### Task statement
Read the records below. Copy each line where the string "Renamer" occurs.

Items from a dataset:
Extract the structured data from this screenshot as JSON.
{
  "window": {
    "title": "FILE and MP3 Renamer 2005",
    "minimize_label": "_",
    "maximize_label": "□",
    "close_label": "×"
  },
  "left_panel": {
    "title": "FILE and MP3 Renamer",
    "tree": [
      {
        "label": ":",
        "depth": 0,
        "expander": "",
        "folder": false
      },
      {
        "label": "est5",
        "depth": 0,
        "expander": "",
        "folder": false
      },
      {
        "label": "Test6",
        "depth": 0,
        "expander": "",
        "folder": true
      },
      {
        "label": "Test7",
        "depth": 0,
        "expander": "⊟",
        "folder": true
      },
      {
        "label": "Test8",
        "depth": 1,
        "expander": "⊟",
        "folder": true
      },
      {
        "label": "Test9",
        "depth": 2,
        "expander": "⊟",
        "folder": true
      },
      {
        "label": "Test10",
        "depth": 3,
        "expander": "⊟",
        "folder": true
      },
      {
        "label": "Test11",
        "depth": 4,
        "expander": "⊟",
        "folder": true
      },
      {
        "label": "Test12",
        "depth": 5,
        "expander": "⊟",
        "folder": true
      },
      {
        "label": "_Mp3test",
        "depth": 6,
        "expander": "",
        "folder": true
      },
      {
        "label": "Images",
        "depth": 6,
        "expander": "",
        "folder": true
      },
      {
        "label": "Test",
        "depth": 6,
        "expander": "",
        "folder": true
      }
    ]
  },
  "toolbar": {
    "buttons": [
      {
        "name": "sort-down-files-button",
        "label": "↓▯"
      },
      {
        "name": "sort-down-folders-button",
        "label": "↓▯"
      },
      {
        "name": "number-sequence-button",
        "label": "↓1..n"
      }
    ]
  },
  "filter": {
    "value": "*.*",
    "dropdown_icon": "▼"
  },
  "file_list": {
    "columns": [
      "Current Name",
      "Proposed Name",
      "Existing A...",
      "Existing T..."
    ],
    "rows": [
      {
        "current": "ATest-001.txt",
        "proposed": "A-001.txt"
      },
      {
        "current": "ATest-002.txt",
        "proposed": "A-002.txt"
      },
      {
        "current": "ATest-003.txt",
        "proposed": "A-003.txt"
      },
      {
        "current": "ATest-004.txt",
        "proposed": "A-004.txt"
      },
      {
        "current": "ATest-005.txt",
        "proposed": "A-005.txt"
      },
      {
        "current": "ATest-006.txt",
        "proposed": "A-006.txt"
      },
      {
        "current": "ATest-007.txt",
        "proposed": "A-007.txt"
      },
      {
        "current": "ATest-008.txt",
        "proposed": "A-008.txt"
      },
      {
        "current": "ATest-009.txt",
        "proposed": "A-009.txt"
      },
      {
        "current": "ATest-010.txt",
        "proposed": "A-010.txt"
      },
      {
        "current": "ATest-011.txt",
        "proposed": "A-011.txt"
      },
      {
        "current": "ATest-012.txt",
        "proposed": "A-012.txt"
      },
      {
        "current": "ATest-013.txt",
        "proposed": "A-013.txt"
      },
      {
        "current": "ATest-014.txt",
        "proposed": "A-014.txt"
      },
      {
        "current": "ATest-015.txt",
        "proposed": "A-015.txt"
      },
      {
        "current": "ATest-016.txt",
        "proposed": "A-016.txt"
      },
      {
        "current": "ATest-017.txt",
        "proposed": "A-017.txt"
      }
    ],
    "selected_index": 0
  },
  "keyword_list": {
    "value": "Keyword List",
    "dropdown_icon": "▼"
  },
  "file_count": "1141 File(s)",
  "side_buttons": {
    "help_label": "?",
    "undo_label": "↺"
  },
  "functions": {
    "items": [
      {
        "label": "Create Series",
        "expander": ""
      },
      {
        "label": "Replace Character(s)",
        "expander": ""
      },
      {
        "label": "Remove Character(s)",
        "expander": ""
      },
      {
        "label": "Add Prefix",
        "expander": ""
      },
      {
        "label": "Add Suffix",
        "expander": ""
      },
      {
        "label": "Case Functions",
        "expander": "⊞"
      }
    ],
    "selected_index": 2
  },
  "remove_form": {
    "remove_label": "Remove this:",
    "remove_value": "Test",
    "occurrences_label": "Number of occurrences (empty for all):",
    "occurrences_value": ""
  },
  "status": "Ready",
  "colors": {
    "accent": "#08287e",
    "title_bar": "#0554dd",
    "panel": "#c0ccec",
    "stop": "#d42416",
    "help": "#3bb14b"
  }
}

### Response to this task
    "title": "FILE and MP3 Renamer 2005",
    "title": "FILE and MP3 Renamer",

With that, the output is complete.